>>>

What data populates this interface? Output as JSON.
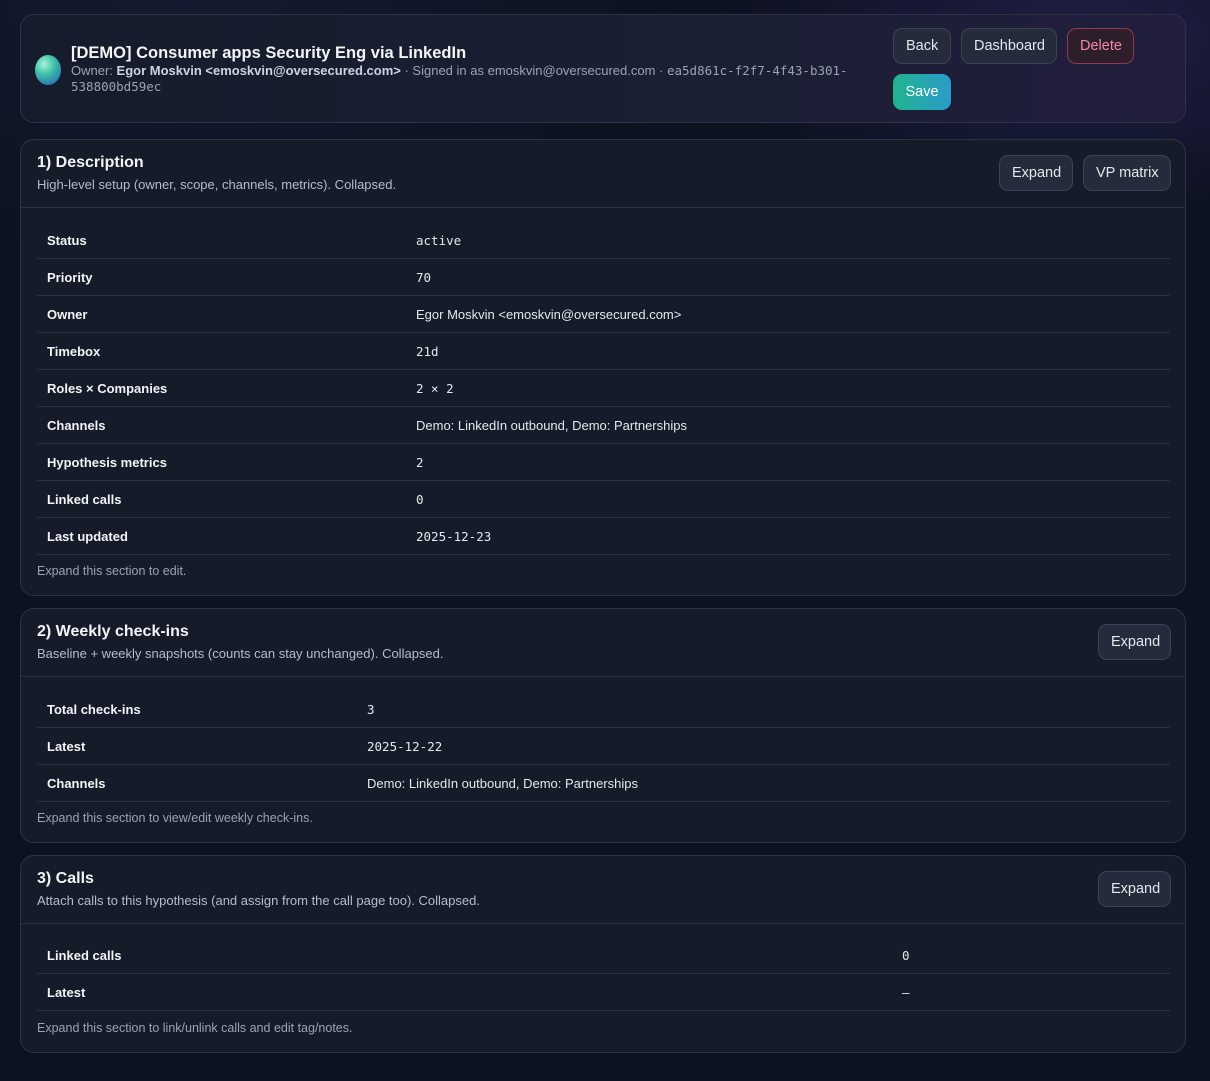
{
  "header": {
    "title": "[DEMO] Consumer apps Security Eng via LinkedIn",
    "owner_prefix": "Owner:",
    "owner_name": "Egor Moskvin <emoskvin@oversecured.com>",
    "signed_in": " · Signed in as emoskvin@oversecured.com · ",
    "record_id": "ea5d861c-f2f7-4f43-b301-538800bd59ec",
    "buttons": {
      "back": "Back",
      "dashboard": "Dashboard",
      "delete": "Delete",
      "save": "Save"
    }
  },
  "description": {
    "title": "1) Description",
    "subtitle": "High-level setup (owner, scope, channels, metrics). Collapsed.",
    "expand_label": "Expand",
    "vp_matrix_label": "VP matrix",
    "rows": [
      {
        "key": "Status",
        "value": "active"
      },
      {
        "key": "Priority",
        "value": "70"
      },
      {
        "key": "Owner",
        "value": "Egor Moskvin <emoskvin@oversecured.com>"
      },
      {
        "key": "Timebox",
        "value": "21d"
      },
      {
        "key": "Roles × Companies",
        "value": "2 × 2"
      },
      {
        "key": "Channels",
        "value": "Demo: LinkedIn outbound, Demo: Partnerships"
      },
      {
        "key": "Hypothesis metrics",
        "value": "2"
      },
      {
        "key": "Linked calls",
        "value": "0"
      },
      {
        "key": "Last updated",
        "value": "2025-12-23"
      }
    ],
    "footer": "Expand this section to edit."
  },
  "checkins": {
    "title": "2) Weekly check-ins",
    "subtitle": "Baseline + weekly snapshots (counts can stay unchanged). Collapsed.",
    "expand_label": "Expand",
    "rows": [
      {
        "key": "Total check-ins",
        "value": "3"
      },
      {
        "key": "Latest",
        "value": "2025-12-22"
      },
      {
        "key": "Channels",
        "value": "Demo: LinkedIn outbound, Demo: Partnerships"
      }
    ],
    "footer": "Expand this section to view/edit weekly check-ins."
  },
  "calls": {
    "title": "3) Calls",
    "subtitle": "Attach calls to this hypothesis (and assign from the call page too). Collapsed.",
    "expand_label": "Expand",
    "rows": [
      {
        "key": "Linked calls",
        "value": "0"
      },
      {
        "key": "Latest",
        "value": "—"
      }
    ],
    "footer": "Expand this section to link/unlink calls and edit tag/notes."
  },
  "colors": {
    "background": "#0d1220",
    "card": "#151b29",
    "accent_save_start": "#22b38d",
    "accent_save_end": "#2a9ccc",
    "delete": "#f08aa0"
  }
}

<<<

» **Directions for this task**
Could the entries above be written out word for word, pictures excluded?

» **Your solution**
What data populates this interface? Output as JSON.
{
  "header": {
    "title": "[DEMO] Consumer apps Security Eng via LinkedIn",
    "owner_prefix": "Owner:",
    "owner_name": "Egor Moskvin <emoskvin@oversecured.com>",
    "signed_in": " · Signed in as emoskvin@oversecured.com · ",
    "record_id": "ea5d861c-f2f7-4f43-b301-538800bd59ec",
    "buttons": {
      "back": "Back",
      "dashboard": "Dashboard",
      "delete": "Delete",
      "save": "Save"
    }
  },
  "description": {
    "title": "1) Description",
    "subtitle": "High-level setup (owner, scope, channels, metrics). Collapsed.",
    "expand_label": "Expand",
    "vp_matrix_label": "VP matrix",
    "rows": [
      {
        "key": "Status",
        "value": "active"
      },
      {
        "key": "Priority",
        "value": "70"
      },
      {
        "key": "Owner",
        "value": "Egor Moskvin <emoskvin@oversecured.com>"
      },
      {
        "key": "Timebox",
        "value": "21d"
      },
      {
        "key": "Roles × Companies",
        "value": "2 × 2"
      },
      {
        "key": "Channels",
        "value": "Demo: LinkedIn outbound, Demo: Partnerships"
      },
      {
        "key": "Hypothesis metrics",
        "value": "2"
      },
      {
        "key": "Linked calls",
        "value": "0"
      },
      {
        "key": "Last updated",
        "value": "2025-12-23"
      }
    ],
    "footer": "Expand this section to edit."
  },
  "checkins": {
    "title": "2) Weekly check-ins",
    "subtitle": "Baseline + weekly snapshots (counts can stay unchanged). Collapsed.",
    "expand_label": "Expand",
    "rows": [
      {
        "key": "Total check-ins",
        "value": "3"
      },
      {
        "key": "Latest",
        "value": "2025-12-22"
      },
      {
        "key": "Channels",
        "value": "Demo: LinkedIn outbound, Demo: Partnerships"
      }
    ],
    "footer": "Expand this section to view/edit weekly check-ins."
  },
  "calls": {
    "title": "3) Calls",
    "subtitle": "Attach calls to this hypothesis (and assign from the call page too). Collapsed.",
    "expand_label": "Expand",
    "rows": [
      {
        "key": "Linked calls",
        "value": "0"
      },
      {
        "key": "Latest",
        "value": "—"
      }
    ],
    "footer": "Expand this section to link/unlink calls and edit tag/notes."
  },
  "colors": {
    "background": "#0d1220",
    "card": "#151b29",
    "accent_save_start": "#22b38d",
    "accent_save_end": "#2a9ccc",
    "delete": "#f08aa0"
  }
}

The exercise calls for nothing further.